Digital optical audio: (Sometimes labelled TOSLINK or S/PDIF.) An audio connection originally developed by Toshiba, which uses fiber optic cable and pulsed light to send digital audio signals. Though it was a cutting edge technology in it’s day – digital optical audio was once the must-have connection for multi-channel sound – it doesn’t offer the same broad format support of HDMI, and is limited to a maximum 16-foot cable length. This older audio connection is still found on many TVs thanks to the prevalence of older audio hardware.
USB: A common connector on everything from smart TVs to laptops is USB. These ports can be used for connecting a flash drive for viewing media on the TV, or to power devices over USB, such as a streaming stick or amplified antenna.
But the USB port on your smart TV is a little different than the one you might use on your MacBook Pro. For starters, it uses a USB A connector, which was once ubiquitous for all USB connectivity, but is being supplanted by the more compact USB type-c connector. Additionally, the majority of USB ports on TVs use USB 2.0, an older standard that offers enough bandwidth for things like sharing photos and video, but not enough for more intensive data transfers.
Ethernet: Ethernet or Local Area Network (LAN) is a wired connection to your home network. While most people will opt for Wi-Fi to connect their smart TV for streaming and other online uses, Ethernet will actually offer a higher data transfer rate, and is free from the interference that Wi-Fi can sometimes experience in crowded environments with lots of wireless devices. If possible, we recommend connecting smart TVs over Ethernet.
Wi-Fi: One of two important connections that you won’t see on the connector panel of your smart TV is Wi-Fi. The majority of current TVs use 802.11 AC Wi-Fi, which is a common, but aging standard. It’s sufficient for streaming full HD and even 4K video, but it’s prone to becoming a bottleneck in certain situations.
Some newer TVs, such as Samsung’s latest 8K TVs, are equipped with the newer Wi-Fi 6 standard or the supercharged variant Wi-Fi 6E. These newer standards offer more data throughput for handling the increased demand of 8K video, but do require a compatible router with the same faster standard.
Bluetooth: The other connector without a port is Bluetooth. Used for both wireless audio and data transfer, Bluetooth can be used for a variety of devices, from wireless headphones and speakers to peripherals more common to the office, such as keyboards and game controllers.
Most TVs are equipped with Bluetooth these days, but check the specifications for any TV you’re considering, as some TVs use Bluetooth exclusively for pairing the remote control, or will let you connect audio devices, but not peripherals like a keyboard.
Less common connections
If you’re at all familiar with TV ports, or even have just taken a moment to familiarize yourself with the basic connections listed above, you might still find that some TVs have a connection or two that aren’t found on that list. These unusual connectors generally aren’t used by the end user, because they’re not for connecting any sort of media device or entertainment equipment.

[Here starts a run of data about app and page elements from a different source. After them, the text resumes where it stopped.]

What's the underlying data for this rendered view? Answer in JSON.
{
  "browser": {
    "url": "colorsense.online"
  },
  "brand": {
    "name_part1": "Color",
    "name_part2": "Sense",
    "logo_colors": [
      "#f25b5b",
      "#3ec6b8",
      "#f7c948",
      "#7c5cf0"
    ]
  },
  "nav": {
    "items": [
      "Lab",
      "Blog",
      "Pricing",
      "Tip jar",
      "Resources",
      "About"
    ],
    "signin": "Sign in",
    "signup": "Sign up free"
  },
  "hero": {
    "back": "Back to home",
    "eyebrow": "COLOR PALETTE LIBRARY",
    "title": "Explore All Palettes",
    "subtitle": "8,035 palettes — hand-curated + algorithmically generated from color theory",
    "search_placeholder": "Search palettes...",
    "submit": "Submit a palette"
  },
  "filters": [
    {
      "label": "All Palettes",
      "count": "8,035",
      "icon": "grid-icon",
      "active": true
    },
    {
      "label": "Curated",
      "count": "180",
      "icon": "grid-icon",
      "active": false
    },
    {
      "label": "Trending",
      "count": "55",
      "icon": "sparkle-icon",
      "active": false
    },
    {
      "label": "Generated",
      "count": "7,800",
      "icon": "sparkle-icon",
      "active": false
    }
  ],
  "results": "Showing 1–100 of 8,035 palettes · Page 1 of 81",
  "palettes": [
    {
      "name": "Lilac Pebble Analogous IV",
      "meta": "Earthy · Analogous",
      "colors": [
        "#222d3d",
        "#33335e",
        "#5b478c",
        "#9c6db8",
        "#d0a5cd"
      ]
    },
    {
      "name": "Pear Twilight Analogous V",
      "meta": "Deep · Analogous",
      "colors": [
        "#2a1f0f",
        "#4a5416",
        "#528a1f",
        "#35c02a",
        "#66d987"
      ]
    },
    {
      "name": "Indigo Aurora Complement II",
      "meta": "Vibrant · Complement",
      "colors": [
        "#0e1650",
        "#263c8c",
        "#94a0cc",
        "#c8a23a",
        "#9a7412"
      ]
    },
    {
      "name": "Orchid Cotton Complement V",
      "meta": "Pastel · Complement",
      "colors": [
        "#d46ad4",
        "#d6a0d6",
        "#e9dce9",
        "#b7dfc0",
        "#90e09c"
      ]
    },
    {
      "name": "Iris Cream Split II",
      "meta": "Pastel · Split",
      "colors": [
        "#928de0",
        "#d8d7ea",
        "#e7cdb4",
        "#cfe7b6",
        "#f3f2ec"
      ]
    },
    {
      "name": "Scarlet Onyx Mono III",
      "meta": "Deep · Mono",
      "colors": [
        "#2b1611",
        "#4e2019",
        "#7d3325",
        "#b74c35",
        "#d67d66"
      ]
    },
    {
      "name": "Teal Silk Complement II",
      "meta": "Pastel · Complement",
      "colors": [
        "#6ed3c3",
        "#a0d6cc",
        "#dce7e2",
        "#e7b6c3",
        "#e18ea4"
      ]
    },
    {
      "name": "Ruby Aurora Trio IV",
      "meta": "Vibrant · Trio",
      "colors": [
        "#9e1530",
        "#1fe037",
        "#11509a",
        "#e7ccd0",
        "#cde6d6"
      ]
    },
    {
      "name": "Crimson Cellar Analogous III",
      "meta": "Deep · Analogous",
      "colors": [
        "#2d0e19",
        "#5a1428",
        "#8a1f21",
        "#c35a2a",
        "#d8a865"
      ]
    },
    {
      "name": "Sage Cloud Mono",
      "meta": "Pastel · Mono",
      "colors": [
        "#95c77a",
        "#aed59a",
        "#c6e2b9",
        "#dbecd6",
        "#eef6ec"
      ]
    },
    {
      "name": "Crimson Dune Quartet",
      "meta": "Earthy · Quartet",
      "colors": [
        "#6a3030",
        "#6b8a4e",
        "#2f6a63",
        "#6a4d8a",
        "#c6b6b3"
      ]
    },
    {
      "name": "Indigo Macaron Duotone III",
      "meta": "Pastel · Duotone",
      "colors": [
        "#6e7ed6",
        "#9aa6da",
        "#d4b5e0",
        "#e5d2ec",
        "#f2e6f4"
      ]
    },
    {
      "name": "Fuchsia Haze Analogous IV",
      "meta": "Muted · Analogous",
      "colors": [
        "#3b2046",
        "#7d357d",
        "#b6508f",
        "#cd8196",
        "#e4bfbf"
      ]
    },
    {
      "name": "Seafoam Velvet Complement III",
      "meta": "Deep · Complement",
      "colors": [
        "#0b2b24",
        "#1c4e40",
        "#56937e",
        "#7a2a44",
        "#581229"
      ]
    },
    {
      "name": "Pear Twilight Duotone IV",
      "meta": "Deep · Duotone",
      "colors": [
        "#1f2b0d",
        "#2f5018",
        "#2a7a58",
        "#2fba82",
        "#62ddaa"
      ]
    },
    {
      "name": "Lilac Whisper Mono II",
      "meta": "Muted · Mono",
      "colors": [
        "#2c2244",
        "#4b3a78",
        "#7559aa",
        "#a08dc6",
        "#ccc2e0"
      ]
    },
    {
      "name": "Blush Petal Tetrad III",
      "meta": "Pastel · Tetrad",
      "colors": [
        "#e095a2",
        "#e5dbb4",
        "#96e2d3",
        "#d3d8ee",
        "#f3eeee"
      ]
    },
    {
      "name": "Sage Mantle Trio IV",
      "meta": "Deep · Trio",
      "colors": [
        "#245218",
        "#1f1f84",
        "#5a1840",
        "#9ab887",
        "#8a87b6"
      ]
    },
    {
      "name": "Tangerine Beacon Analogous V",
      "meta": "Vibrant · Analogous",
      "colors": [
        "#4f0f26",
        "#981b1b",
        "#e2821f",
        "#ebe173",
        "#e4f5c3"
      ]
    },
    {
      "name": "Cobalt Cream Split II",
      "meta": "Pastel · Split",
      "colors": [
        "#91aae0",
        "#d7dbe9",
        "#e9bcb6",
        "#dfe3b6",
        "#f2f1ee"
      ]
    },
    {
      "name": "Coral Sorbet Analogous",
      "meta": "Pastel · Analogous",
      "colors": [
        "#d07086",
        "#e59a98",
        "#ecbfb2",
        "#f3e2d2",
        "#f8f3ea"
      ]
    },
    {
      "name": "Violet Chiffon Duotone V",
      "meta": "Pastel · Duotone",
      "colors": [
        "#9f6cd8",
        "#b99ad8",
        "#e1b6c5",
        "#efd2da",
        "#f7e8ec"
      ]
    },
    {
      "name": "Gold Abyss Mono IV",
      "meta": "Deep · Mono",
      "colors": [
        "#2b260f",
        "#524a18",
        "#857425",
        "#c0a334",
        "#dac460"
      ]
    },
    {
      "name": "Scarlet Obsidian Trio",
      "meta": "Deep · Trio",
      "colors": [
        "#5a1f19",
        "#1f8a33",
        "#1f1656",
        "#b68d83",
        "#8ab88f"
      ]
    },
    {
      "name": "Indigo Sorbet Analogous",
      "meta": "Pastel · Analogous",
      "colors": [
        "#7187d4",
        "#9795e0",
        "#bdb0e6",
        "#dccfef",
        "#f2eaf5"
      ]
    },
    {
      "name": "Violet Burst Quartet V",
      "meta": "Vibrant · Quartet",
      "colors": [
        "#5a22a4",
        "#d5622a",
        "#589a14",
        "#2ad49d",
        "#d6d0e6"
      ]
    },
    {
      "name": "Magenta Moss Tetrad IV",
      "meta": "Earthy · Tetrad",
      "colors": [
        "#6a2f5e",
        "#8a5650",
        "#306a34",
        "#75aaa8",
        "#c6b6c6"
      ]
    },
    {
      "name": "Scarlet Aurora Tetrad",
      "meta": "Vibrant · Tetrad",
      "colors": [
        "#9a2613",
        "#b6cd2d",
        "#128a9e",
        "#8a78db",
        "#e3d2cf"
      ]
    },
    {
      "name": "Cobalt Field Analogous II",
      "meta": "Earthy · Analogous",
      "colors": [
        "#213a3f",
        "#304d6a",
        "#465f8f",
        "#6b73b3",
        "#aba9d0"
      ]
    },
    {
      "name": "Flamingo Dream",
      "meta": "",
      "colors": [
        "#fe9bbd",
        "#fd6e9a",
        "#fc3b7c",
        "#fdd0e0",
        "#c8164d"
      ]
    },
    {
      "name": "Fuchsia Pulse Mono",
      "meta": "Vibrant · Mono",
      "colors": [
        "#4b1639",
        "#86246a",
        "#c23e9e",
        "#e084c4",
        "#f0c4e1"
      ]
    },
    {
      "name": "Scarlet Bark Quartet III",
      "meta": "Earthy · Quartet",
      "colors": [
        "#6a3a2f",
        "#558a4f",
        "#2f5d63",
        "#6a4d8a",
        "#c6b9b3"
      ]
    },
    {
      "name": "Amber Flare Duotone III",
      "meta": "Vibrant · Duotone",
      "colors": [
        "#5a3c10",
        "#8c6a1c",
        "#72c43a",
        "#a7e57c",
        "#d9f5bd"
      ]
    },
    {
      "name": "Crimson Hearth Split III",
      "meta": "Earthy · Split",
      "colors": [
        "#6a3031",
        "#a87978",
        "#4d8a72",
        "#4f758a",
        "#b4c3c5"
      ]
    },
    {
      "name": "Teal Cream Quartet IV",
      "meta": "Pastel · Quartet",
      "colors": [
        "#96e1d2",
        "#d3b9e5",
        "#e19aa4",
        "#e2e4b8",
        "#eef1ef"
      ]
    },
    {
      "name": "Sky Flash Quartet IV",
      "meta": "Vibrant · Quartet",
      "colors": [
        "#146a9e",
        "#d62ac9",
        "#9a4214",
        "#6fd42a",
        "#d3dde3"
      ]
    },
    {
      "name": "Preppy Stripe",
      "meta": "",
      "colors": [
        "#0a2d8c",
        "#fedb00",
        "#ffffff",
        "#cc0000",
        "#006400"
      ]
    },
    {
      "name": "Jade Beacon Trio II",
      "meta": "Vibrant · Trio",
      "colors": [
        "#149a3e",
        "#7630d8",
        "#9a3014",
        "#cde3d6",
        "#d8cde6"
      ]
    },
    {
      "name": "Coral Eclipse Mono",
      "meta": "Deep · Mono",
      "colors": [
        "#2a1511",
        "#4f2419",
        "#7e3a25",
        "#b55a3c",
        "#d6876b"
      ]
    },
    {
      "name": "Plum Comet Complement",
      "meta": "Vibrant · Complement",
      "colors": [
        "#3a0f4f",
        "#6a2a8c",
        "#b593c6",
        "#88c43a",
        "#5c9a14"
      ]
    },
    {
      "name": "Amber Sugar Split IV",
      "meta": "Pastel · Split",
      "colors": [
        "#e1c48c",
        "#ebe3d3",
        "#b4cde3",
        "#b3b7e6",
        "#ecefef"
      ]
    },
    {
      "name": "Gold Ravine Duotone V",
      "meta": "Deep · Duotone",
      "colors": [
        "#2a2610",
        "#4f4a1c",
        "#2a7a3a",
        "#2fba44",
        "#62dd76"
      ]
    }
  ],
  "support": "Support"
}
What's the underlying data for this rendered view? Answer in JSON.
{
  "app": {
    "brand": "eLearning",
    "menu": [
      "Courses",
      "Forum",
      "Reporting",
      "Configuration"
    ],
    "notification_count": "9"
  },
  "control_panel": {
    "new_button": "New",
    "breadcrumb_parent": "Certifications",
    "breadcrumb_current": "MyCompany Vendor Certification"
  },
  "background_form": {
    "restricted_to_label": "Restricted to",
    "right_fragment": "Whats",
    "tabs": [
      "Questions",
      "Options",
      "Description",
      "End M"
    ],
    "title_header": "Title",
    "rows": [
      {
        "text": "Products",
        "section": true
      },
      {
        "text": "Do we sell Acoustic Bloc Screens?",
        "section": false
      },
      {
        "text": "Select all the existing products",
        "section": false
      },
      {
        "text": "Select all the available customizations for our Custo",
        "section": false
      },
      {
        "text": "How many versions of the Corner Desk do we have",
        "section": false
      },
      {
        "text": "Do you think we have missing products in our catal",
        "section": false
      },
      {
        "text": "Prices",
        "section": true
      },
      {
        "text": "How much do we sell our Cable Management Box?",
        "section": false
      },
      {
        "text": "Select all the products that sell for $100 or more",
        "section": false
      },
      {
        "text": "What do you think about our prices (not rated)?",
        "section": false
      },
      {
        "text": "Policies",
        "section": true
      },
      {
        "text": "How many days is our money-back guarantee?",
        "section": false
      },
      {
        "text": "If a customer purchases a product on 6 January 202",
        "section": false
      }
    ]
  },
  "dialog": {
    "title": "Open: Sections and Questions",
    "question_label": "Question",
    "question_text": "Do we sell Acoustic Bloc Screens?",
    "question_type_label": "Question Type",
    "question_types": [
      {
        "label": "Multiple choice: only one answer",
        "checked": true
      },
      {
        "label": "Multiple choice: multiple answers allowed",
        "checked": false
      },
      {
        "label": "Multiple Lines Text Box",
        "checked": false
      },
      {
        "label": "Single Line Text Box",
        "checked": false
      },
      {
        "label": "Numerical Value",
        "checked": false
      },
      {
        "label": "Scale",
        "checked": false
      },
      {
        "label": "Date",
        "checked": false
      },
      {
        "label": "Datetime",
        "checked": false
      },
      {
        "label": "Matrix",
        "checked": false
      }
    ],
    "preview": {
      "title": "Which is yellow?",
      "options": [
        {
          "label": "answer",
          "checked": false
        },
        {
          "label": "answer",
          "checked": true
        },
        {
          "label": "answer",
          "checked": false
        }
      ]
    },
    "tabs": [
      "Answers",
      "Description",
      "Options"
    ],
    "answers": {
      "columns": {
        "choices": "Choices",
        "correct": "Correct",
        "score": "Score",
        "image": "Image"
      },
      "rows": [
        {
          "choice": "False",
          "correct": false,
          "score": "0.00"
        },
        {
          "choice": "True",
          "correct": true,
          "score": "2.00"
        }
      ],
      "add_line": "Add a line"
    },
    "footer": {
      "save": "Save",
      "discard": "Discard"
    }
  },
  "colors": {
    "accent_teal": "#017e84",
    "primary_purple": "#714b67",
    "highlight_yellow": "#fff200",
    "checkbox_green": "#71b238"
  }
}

Instead these specialized ports are for more specialized uses, like adding functionality for custom installations, or providing technician access for calibration.
One irregular port you might find is an RS-232 connection, which can take a couple of different forms. It may look like a serial port (which it effectively is) or it can look like a headphone jack. This connection is used by technicians to run diagnostics and system updates on smart TVs.
Another might be labelled IR Blaster. It uses a headphone-style connector, but isn’t an output for sound, but an input for an IR sensor, letting a new sensor for the remote control to be placed in a convenient spot when custom installations block the built-in sensor or make it difficult to use.